Stomach reduction is an umbrella term for various surgical interventions aiming to reduce weight in severely overweight (obese) patients. There are different types of operations depending on the inclusion of other organs and the effectiveness of weight loss.
Bariatric surgery (from the Greek "báros": heavy, weight) is a special field of abdominal surgery. These surgeries aim to reduce weight in severely overweight patients. The purpose of all the operations is to reduce the volume of the stomach. In addition to stomach reduction, some further interventions are carried out in the intestine area.
Studies suggest that the achieved weight reduction not only has a cosmetic effect, but also favorably impacts the entire metabolism. For this reason, the operations are now often called "metabolic surgeries".
For example, the weight reduction drastically improves blood glucose levels in many diabetics. There are also evidences of its favorable influence on other diseases associated with obesity, such as hypertension or high blood lipid levels.
An operative treatment of obesity is usually considered only if sufficient weight reduction could not be achieved with other treatment methods. Stomach reduction, like any surgical procedure, carries certain risks and is not reversible. The operation should therefore be carefully considered.
In order to perform a stomach reduction, the following criteria should be met:
The following criteria speak against stomach reduction:
Today bariatric surgery (obesity surgery) offers a number of different surgical methods to treat obesity. All interventions are carried out under general anesthesia and can almost always be performed using minimally invasive techniques (keyhole techniques, laparoscopic surgery). Minimally invasive approach means that no large abdominal cuts are necessary. Instead, the instruments are brought into the abdominal cavity through three small incisions.
A small camera with integrated light source is introduced through one of the accesses cuts, using which the surgeon can see the operating area and the introduced instruments on a screen. The keyhole technique has following advantages: less tissue injury and faster healing process. The keyhole technique is sometimes impossible, when as the result of previous operations, the so-called adhesions are formed in the abdominal cavity.
In principle, one distinguishes between the so-called restrictive and malabsorptive surgical principles:

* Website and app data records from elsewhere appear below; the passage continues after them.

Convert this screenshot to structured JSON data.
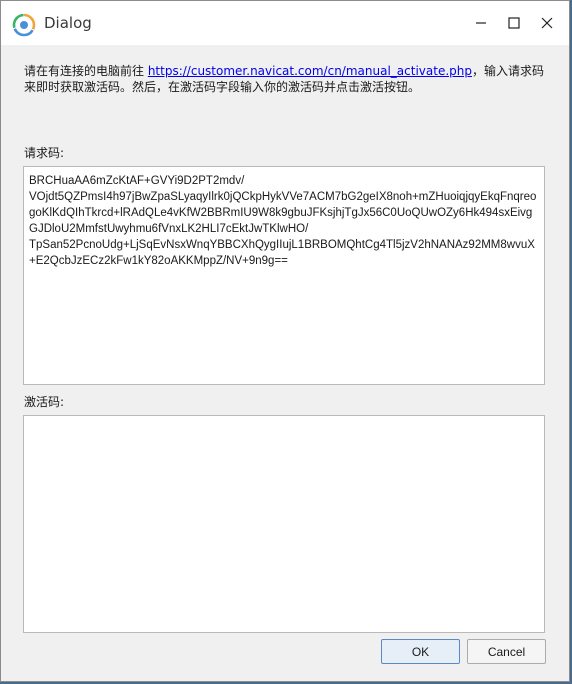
{
  "window": {
    "title": "Dialog"
  },
  "instructions": {
    "prefix": "请在有连接的电脑前往 ",
    "link": "https://customer.navicat.com/cn/manual_activate.php",
    "suffix": "，输入请求码来即时获取激活码。然后，在激活码字段输入你的激活码并点击激活按钮。"
  },
  "request_code": {
    "label": "请求码:",
    "value": "BRCHuaAA6mZcKtAF+GVYi9D2PT2mdv/\nVOjdt5QZPmsI4h97jBwZpaSLyaqyIlrk0jQCkpHykVVe7ACM7bG2geIX8noh+mZHuoiqjqyEkqFnqreogoKlKdQIhTkrcd+lRAdQLe4vKfW2BBRmIU9W8k9gbuJFKsjhjTgJx56C0UoQUwOZy6Hk494sxEivgGJDloU2MmfstUwyhmu6fVnxLK2HLI7cEktJwTKlwHO/\nTpSan52PcnoUdg+LjSqEvNsxWnqYBBCXhQygIIujL1BRBOMQhtCg4Tl5jzV2hNANAz92MM8wvuX+E2QcbJzECz2kFw1kY82oAKKMppZ/NV+9n9g=="
  },
  "activation_code": {
    "label": "激活码:",
    "value": ""
  },
  "buttons": {
    "ok": "OK",
    "cancel": "Cancel"
  },
  "colors": {
    "link": "#0000ee",
    "ok_border": "#5a8ac6",
    "window_bg": "#f0f0f0"
  }
}
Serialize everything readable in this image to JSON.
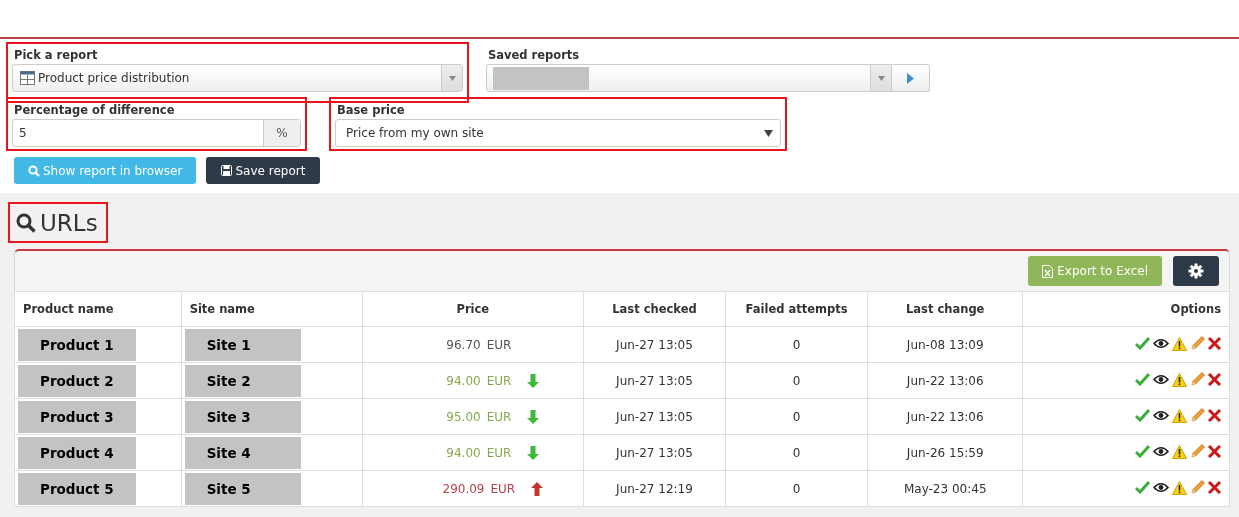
{
  "form": {
    "report": {
      "label": "Pick a report",
      "value": "Product price distribution",
      "highlighted": true
    },
    "saved_reports": {
      "label": "Saved reports",
      "redacted": true
    },
    "percentage": {
      "label": "Percentage of difference",
      "value": "5",
      "unit": "%",
      "highlighted": true
    },
    "base_price": {
      "label": "Base price",
      "value": "Price from my own site",
      "highlighted": true
    },
    "buttons": [
      {
        "kind": "primary",
        "label": "Show report in browser"
      },
      {
        "kind": "dark",
        "label": "Save report"
      }
    ]
  },
  "section": {
    "title": "URLs",
    "highlighted": true
  },
  "toolbar": {
    "export_label": "Export to Excel"
  },
  "table": {
    "columns": [
      "Product name",
      "Site name",
      "Price",
      "Last checked",
      "Failed attempts",
      "Last change",
      "Options"
    ],
    "rows": [
      {
        "product": "Product 1",
        "site": "Site 1",
        "price": "96.70",
        "currency": "EUR",
        "kind": "steady",
        "last_checked": "Jun-27 13:05",
        "failed": "0",
        "last_change": "Jun-08 13:09"
      },
      {
        "product": "Product 2",
        "site": "Site 2",
        "price": "94.00",
        "currency": "EUR",
        "kind": "down",
        "last_checked": "Jun-27 13:05",
        "failed": "0",
        "last_change": "Jun-22 13:06"
      },
      {
        "product": "Product 3",
        "site": "Site 3",
        "price": "95.00",
        "currency": "EUR",
        "kind": "down",
        "last_checked": "Jun-27 13:05",
        "failed": "0",
        "last_change": "Jun-22 13:06"
      },
      {
        "product": "Product 4",
        "site": "Site 4",
        "price": "94.00",
        "currency": "EUR",
        "kind": "down",
        "last_checked": "Jun-27 13:05",
        "failed": "0",
        "last_change": "Jun-26 15:59"
      },
      {
        "product": "Product 5",
        "site": "Site 5",
        "price": "290.09",
        "currency": "EUR",
        "kind": "up",
        "last_checked": "Jun-27 12:19",
        "failed": "0",
        "last_change": "May-23 00:45"
      }
    ]
  }
}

Restrictive principle implies the reduction of the stomach capacity (gastric reduction) though the intervention. Thus the patient feels full already after small portions of food. The reduced food intake achieved this way helps to lose weight steadily. In the case of malabsorptive procedures, however, the digestive tract is surgically altered to cause a malabsorption (absorption disorder) of food. This is achieved by delaying the break down of nutrients and thus reducing the available absorption area of the gastrointestinal tract. Thus the maximum amount of nutrients that can be absorbed into the blood decreases.
The different techniques vary significantly in their efficacy and the severity of the operation. Efficacy is assessed primarily by the possible weight loss, more precisely, by the achieved excessive weight loss, EWL.
It does not refer to the total weight before the intervention, but only to the amount above the normal weight BMI limit of 25 kg/m². Thus, if the excess weight loss is 50 percent, it does not mean that the whole body weight has been halved, but that half of the excess body weight is gone.
A calculation example: if a patient has a BMI of 45 kg/m² before surgery, then the EWL is 20 kg/m² above the normal weight (= a maximum of 25 kg/m²). If this patient reaches a reduction of their BMI by 10 kg/m² and achieves 35 kg/m², this corresponds to a weight loss of 50 percent of the excess weight. In contrast to efficacy, however, it is possible to make assertions about the severity of the operation. The greater was the normal anatomy altered with the procedure, the more often serious complications occur. In general, people with obesity are always confronted with increased surgical risk.
The four most common operational procedures and their effectiveness:
In the Roux-en-Y gastric bypass and the biliopancreatic diversion, both effective principles are combined: the stomach is reduced and the food breakdown is delayed, too. Further information on all four procedures can be found on the corresponding pages.
A non-surgical procedure, the so-called gastric balloon, is a method where a mostly liquid-filled silicone balloon partially fills the stomach. It is performed not during an operation, but during a gastroscopy and therefore in the strict sense is not an obesity surgery.